# EXTRACTED MATERIAL

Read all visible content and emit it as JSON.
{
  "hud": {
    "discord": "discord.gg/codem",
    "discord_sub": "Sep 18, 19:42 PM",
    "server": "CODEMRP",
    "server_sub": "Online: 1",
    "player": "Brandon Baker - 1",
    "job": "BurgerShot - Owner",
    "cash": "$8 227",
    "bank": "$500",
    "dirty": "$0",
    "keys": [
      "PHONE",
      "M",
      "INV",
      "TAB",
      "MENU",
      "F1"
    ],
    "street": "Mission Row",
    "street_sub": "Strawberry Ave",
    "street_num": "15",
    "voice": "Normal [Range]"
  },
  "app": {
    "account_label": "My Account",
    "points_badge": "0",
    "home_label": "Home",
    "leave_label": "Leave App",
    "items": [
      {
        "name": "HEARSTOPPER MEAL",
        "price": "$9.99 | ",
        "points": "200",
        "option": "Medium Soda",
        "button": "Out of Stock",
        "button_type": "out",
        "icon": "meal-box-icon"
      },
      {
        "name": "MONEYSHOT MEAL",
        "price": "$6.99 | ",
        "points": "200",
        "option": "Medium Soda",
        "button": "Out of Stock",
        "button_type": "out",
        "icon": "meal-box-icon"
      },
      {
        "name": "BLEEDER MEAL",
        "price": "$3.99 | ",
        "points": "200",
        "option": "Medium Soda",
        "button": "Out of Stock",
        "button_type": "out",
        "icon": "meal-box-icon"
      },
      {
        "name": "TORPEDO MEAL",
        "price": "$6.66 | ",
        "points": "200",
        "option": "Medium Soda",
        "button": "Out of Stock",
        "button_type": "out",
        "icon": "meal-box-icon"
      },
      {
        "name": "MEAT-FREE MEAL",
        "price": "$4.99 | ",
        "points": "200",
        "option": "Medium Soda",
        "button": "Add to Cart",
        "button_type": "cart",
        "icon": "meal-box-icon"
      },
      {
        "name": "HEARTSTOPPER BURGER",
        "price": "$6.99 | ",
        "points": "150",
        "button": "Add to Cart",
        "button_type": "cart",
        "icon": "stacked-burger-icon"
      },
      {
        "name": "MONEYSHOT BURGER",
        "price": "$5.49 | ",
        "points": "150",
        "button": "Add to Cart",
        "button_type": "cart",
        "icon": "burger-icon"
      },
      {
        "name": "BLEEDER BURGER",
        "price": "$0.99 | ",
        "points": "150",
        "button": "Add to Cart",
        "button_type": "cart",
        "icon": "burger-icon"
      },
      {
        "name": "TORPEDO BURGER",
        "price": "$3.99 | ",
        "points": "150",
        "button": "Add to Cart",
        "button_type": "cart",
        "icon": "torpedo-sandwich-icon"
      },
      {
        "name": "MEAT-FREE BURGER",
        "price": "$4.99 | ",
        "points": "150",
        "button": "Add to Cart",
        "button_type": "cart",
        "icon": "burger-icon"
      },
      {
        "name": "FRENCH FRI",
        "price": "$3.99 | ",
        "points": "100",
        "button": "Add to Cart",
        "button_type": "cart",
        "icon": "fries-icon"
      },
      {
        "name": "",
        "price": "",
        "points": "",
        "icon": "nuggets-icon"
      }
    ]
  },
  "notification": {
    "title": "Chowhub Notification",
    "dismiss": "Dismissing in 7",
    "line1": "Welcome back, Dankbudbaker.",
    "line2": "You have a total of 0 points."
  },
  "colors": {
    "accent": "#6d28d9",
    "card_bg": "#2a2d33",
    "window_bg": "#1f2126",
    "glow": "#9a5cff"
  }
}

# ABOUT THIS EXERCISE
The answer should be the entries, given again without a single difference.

# RESPONSE FOR THIS EXERCISE
Read all visible content and emit it as JSON.
{
  "hud": {
    "discord": "discord.gg/codem",
    "discord_sub": "Sep 18, 19:42 PM",
    "server": "CODEMRP",
    "server_sub": "Online: 1",
    "player": "Brandon Baker - 1",
    "job": "BurgerShot - Owner",
    "cash": "$8 227",
    "bank": "$500",
    "dirty": "$0",
    "keys": [
      "PHONE",
      "M",
      "INV",
      "TAB",
      "MENU",
      "F1"
    ],
    "street": "Mission Row",
    "street_sub": "Strawberry Ave",
    "street_num": "15",
    "voice": "Normal [Range]"
  },
  "app": {
    "account_label": "My Account",
    "points_badge": "0",
    "home_label": "Home",
    "leave_label": "Leave App",
    "items": [
      {
        "name": "HEARSTOPPER MEAL",
        "price": "$9.99 | ",
        "points": "200",
        "option": "Medium Soda",
        "button": "Out of Stock",
        "button_type": "out",
        "icon": "meal-box-icon"
      },
      {
        "name": "MONEYSHOT MEAL",
        "price": "$6.99 | ",
        "points": "200",
        "option": "Medium Soda",
        "button": "Out of Stock",
        "button_type": "out",
        "icon": "meal-box-icon"
      },
      {
        "name": "BLEEDER MEAL",
        "price": "$3.99 | ",
        "points": "200",
        "option": "Medium Soda",
        "button": "Out of Stock",
        "button_type": "out",
        "icon": "meal-box-icon"
      },
      {
        "name": "TORPEDO MEAL",
        "price": "$6.66 | ",
        "points": "200",
        "option": "Medium Soda",
        "button": "Out of Stock",
        "button_type": "out",
        "icon": "meal-box-icon"
      },
      {
        "name": "MEAT-FREE MEAL",
        "price": "$4.99 | ",
        "points": "200",
        "option": "Medium Soda",
        "button": "Add to Cart",
        "button_type": "cart",
        "icon": "meal-box-icon"
      },
      {
        "name": "HEARTSTOPPER BURGER",
        "price": "$6.99 | ",
        "points": "150",
        "button": "Add to Cart",
        "button_type": "cart",
        "icon": "stacked-burger-icon"
      },
      {
        "name": "MONEYSHOT BURGER",
        "price": "$5.49 | ",
        "points": "150",
        "button": "Add to Cart",
        "button_type": "cart",
        "icon": "burger-icon"
      },
      {
        "name": "BLEEDER BURGER",
        "price": "$0.99 | ",
        "points": "150",
        "button": "Add to Cart",
        "button_type": "cart",
        "icon": "burger-icon"
      },
      {
        "name": "TORPEDO BURGER",
        "price": "$3.99 | ",
        "points": "150",
        "button": "Add to Cart",
        "button_type": "cart",
        "icon": "torpedo-sandwich-icon"
      },
      {
        "name": "MEAT-FREE BURGER",
        "price": "$4.99 | ",
        "points": "150",
        "button": "Add to Cart",
        "button_type": "cart",
        "icon": "burger-icon"
      },
      {
        "name": "FRENCH FRI",
        "price": "$3.99 | ",
        "points": "100",
        "button": "Add to Cart",
        "button_type": "cart",
        "icon": "fries-icon"
      },
      {
        "name": "",
        "price": "",
        "points": "",
        "icon": "nuggets-icon"
      }
    ]
  },
  "notification": {
    "title": "Chowhub Notification",
    "dismiss": "Dismissing in 7",
    "line1": "Welcome back, Dankbudbaker.",
    "line2": "You have a total of 0 points."
  },
  "colors": {
    "accent": "#6d28d9",
    "card_bg": "#2a2d33",
    "window_bg": "#1f2126",
    "glow": "#9a5cff"
  }
}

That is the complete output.